The trick with reattaching the chain to the lever is to make sure that there is one inch of slack, nothing more, and nothing less.
The lever end should have at least two hole options and sometimes up to four which will make this task an easy one.
If you don’t get the tape measure out and select the hole that offers closest to one inch of slack, then it is likely your toilet won’t flush as efficiently as it can.
Once you are happy with the chain length, release the clasp and the chain will secure in place.
Another final tip on reattaching the chain is to double then triple-check that it isn’t caught on anything that it should be.
This is another simple mistake that can have drastic ramifications for the efficiency of your toilet.
Turn Toilet Water Back On
Once you have reattached the chain back onto the toilet handle lever, you have (almost) finished.
The second final step is to give your toilet back its water.
To do this, you must go back to the toilet water valve located on the back of the wall.
Turn its handle in a counterclockwise position so that it runs parallel with the pipe itself.
You will know if you have done this successfully because the toilet tank will start filling itself up (Check out Why Your Toilet Tank Is Not Filling Up And How To Fix It?).
Test The New Handle
The final step is the most exciting one by a country mile.
Why? Because you are done with getting your hands dirty and you get to test out your new toilet handle.
Not that it even needs to be said, but to test your toilet handle all you need to do is do what you always do and flush your toilet.
When you go for that first flush, try to get a sense of how the handle functions. Is it smooth? Does it get a little stuck? Does it get totally stuck?
If your toilet handle is in perfect working order you can finally down to appreciate your handy work.
However, if it is getting stuck, you may have screwed the mounting nut too tight to the handle.

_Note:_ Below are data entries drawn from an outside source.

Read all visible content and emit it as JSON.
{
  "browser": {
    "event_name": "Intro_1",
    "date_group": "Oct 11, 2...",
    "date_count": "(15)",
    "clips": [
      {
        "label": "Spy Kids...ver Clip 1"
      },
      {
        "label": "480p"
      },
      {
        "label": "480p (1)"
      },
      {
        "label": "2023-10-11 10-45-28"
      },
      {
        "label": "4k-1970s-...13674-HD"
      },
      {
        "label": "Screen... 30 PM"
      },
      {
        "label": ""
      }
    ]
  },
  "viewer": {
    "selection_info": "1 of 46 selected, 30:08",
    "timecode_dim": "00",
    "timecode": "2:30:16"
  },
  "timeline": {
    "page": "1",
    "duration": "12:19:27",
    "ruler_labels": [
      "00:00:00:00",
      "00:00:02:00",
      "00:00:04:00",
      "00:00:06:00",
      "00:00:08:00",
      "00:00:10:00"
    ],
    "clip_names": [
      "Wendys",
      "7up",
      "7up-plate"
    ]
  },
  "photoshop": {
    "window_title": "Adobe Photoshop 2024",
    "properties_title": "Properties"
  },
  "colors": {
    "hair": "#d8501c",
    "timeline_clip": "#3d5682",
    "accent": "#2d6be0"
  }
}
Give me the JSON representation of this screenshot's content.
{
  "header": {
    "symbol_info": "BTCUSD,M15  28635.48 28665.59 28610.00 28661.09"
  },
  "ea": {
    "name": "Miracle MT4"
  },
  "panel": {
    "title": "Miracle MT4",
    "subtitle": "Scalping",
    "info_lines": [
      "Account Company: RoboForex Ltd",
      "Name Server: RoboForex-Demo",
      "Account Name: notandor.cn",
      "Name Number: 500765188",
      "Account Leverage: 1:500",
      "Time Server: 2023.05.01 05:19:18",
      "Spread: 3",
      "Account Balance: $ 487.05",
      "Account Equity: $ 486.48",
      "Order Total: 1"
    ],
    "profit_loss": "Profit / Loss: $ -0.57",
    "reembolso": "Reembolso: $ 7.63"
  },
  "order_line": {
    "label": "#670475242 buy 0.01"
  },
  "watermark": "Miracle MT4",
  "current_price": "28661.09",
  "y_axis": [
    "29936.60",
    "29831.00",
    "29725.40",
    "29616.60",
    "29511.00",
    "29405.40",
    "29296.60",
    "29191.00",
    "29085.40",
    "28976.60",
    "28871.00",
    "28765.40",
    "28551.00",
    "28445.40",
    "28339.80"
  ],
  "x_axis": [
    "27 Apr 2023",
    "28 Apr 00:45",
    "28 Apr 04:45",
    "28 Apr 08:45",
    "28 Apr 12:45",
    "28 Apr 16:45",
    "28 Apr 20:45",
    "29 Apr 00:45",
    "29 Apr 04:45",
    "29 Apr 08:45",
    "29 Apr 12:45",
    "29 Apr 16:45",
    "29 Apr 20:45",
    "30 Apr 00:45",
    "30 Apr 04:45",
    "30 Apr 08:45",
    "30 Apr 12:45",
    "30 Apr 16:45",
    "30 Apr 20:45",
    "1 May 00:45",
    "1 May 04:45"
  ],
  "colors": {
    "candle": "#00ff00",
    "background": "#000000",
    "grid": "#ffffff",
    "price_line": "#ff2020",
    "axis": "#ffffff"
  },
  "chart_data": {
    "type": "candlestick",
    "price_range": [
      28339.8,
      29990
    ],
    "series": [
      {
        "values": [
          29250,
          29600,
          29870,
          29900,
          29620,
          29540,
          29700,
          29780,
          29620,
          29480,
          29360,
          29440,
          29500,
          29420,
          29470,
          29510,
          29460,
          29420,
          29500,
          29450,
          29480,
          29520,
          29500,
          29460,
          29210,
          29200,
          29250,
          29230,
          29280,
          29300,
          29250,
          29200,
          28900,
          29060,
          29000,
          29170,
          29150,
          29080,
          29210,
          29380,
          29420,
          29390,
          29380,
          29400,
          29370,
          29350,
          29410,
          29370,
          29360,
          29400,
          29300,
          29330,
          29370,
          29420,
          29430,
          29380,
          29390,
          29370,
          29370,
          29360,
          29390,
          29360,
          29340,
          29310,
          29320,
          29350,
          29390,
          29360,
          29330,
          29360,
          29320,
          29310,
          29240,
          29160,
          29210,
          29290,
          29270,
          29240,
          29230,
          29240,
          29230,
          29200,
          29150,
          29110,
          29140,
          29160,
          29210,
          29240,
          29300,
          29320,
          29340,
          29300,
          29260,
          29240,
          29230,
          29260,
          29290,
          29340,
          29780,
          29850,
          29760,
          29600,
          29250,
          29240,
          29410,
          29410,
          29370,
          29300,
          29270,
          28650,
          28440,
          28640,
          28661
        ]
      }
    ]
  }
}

On the flip side, if the handle is loose in any way, you can bet your last dime is because the mounting nut is affixed properly.
Another potential issue is if your toilet isn’t flushing at all. If this is the case, it would pay to scope out the chain one last time to make sure it hasn’t pinged off or got caught on the lever or another moving part.
If your toilet flushes well but doesn’t stop running, this could be a sign that the chain is too tight and needs to be loosened off.
Final Tips For Toilet-Handle-Replacing Success
Before we send you on your merry toilet-handle-replacing way we thought it would be clever to give you some final imparting tips of wisdom.
- The biggest no-no that people make when they need to replace the toilet handle on their toilet is buying a generic toilet handle. Even if they are branded as a one size fits all toilet handle, they will never fit as flush as a toilet handle that has been specially designed for your toilet. Like we said at the start, it pays to locate the make/ model information on the inside of your toilet tank and seek out a made-to-fit toilet handle accordingly.
- A tip for increasing the longevity of your toilet’s handle is to flush gently. If you have already been through one or two toilet handles in the space of a few years, it is safe to assume that your toilet handle isn’t being treated with the respect it deserves.
- To rectify this issue, give your family a toilet-handle-flushing masterclass. In it, show them that one gentle downward push is all you need to flush the toilet. Pushing down hard on a toilet handle puts an excessive amount of undue stress on the handle. Which, if you weren’t already aware, nine times out of ten, is made of plastic.
The ability to replace a toilet handle on their own is just another feather in the cap of home DIYers everywhere.
We hope, with the trusting eye of this step-by-step guide, you gain that feather soon.